● PROVIDED RECORDS:

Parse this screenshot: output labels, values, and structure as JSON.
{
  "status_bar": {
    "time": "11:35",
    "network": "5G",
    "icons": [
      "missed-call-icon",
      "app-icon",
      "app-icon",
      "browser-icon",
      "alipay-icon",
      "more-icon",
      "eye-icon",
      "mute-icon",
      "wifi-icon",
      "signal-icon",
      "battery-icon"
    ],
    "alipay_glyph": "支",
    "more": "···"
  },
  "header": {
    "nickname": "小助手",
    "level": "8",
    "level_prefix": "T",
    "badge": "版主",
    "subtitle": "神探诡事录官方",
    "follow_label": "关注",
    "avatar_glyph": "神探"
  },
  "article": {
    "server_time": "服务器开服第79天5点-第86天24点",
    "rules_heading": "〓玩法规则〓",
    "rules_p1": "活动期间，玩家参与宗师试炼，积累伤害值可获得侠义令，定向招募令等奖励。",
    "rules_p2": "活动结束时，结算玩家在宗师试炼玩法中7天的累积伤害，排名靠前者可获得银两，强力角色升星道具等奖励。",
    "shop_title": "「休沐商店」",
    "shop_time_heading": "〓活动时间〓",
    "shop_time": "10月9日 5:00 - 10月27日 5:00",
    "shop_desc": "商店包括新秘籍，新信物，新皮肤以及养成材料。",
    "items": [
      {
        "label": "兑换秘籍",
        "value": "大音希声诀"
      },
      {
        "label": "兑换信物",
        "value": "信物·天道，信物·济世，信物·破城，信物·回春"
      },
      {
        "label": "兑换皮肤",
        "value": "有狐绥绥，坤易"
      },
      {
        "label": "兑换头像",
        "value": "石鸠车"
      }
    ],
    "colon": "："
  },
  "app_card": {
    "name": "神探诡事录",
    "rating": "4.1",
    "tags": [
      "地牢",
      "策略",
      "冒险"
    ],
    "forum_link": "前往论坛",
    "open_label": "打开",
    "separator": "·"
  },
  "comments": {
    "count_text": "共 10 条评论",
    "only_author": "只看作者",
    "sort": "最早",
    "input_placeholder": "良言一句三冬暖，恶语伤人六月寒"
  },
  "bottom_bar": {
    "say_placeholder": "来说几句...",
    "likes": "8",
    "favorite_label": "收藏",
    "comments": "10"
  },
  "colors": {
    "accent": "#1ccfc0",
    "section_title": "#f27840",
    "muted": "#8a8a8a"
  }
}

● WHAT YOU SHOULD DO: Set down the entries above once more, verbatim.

● ANSWER SECTION:
Parse this screenshot: output labels, values, and structure as JSON.
{
  "status_bar": {
    "time": "11:35",
    "network": "5G",
    "icons": [
      "missed-call-icon",
      "app-icon",
      "app-icon",
      "browser-icon",
      "alipay-icon",
      "more-icon",
      "eye-icon",
      "mute-icon",
      "wifi-icon",
      "signal-icon",
      "battery-icon"
    ],
    "alipay_glyph": "支",
    "more": "···"
  },
  "header": {
    "nickname": "小助手",
    "level": "8",
    "level_prefix": "T",
    "badge": "版主",
    "subtitle": "神探诡事录官方",
    "follow_label": "关注",
    "avatar_glyph": "神探"
  },
  "article": {
    "server_time": "服务器开服第79天5点-第86天24点",
    "rules_heading": "〓玩法规则〓",
    "rules_p1": "活动期间，玩家参与宗师试炼，积累伤害值可获得侠义令，定向招募令等奖励。",
    "rules_p2": "活动结束时，结算玩家在宗师试炼玩法中7天的累积伤害，排名靠前者可获得银两，强力角色升星道具等奖励。",
    "shop_title": "「休沐商店」",
    "shop_time_heading": "〓活动时间〓",
    "shop_time": "10月9日 5:00 - 10月27日 5:00",
    "shop_desc": "商店包括新秘籍，新信物，新皮肤以及养成材料。",
    "items": [
      {
        "label": "兑换秘籍",
        "value": "大音希声诀"
      },
      {
        "label": "兑换信物",
        "value": "信物·天道，信物·济世，信物·破城，信物·回春"
      },
      {
        "label": "兑换皮肤",
        "value": "有狐绥绥，坤易"
      },
      {
        "label": "兑换头像",
        "value": "石鸠车"
      }
    ],
    "colon": "："
  },
  "app_card": {
    "name": "神探诡事录",
    "rating": "4.1",
    "tags": [
      "地牢",
      "策略",
      "冒险"
    ],
    "forum_link": "前往论坛",
    "open_label": "打开",
    "separator": "·"
  },
  "comments": {
    "count_text": "共 10 条评论",
    "only_author": "只看作者",
    "sort": "最早",
    "input_placeholder": "良言一句三冬暖，恶语伤人六月寒"
  },
  "bottom_bar": {
    "say_placeholder": "来说几句...",
    "likes": "8",
    "favorite_label": "收藏",
    "comments": "10"
  },
  "colors": {
    "accent": "#1ccfc0",
    "section_title": "#f27840",
    "muted": "#8a8a8a"
  }
}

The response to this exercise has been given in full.